The human remains were discovered at a Rome property owned by the Vatican, the Holy See said Tuesday, in a potential breakthrough for police investigating one of Italy's darkest mysteries.
“During restoration works in a space annexed to the Apostolic Nunciature of Italy… fragments of human bone were found,” the Vatican said in a statement, in reference to the diplomatic office of the Holy See in Rome.
A police investigation is underway to establish the age and gender of the body and date of death.
Media reports said the remains were discovered on Monday.
Detectives will be looking in particular at whether they are a DNA match for Emanuela Orlandi or Mirella Gregori, both of whom were underage when they went missing separately in Rome in 1983.
Orlandi was the daughter of a member of the Vatican's police, and was last seen on June 22, 1983 when leaving a music class.
Theories have circulated that the then 15-year-old was kidnapped by an organised crime gang to put pressure on Vatican officials to recover a loan.
A memorial held in Saint Peter's Square at the Vatican to commemorate Emanuela Orlandi’s disappearance. Photo: FILIPPO MONTEFORTE / AFP
Another claim was that she was taken to force the release from prison of Mehmet Ali Agca, the Turk who attempted to assassinate Pope Jean Paul II in 1981.
Her brother Pietro has been leading a decades-long campaign to find out what happened to her and has accused the Vatican of silence and even complicity in the case.
The Vatican has said on several occasions that it has cooperated with Italian police over the case.
Gregori, another 15-year-old student, disappeared exactly 40 days before Orlandi.
Her mother says Gregori answered the intercom at the family apartment before telling her parents it was a school friend and she was going out to speak to him.

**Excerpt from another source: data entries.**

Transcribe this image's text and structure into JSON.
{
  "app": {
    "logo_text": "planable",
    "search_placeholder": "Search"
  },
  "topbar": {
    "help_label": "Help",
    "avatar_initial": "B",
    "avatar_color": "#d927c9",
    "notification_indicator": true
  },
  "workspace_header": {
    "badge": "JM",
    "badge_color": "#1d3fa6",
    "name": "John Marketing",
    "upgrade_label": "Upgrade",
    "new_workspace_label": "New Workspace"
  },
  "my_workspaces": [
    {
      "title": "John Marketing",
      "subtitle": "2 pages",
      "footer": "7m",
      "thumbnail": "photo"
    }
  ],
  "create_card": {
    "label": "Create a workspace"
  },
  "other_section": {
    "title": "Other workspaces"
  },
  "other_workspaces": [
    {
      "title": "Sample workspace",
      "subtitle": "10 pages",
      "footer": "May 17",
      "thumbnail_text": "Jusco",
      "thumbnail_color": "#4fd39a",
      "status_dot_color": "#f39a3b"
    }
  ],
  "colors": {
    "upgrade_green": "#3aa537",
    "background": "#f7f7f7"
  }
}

She never returned.
The two girls did not know each other.
Investigators have not ruled out that the cases could be connected.